**Data in this exercise:**
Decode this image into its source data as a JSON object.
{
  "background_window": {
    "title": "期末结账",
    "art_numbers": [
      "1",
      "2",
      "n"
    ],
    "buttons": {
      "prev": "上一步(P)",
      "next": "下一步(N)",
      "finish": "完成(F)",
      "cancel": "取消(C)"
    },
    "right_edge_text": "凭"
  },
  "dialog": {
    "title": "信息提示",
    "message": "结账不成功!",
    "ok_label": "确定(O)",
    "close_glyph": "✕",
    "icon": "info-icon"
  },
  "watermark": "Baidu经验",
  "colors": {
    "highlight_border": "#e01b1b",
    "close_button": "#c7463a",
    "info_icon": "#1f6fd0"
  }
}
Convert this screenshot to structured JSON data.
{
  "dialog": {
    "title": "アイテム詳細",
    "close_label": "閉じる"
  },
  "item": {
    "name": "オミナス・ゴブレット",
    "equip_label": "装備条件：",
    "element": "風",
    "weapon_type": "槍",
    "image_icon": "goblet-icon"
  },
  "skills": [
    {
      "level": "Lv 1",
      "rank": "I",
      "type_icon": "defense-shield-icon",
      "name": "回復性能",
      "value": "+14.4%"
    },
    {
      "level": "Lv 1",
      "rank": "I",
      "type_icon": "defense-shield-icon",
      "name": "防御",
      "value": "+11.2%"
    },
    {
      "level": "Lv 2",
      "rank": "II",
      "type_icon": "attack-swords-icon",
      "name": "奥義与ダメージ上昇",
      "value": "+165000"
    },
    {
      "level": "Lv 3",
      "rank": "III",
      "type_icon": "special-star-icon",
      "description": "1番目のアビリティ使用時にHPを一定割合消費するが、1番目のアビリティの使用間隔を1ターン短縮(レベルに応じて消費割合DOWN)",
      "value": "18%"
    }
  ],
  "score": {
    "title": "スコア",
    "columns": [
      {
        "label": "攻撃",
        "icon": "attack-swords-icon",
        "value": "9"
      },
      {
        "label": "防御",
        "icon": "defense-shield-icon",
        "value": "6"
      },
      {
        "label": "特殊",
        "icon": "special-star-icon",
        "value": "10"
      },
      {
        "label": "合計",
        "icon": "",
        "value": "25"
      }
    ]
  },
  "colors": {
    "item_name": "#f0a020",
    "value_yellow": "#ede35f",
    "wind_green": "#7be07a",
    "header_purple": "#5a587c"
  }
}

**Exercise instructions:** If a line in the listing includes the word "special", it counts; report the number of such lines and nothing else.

**Answer to this task:** 2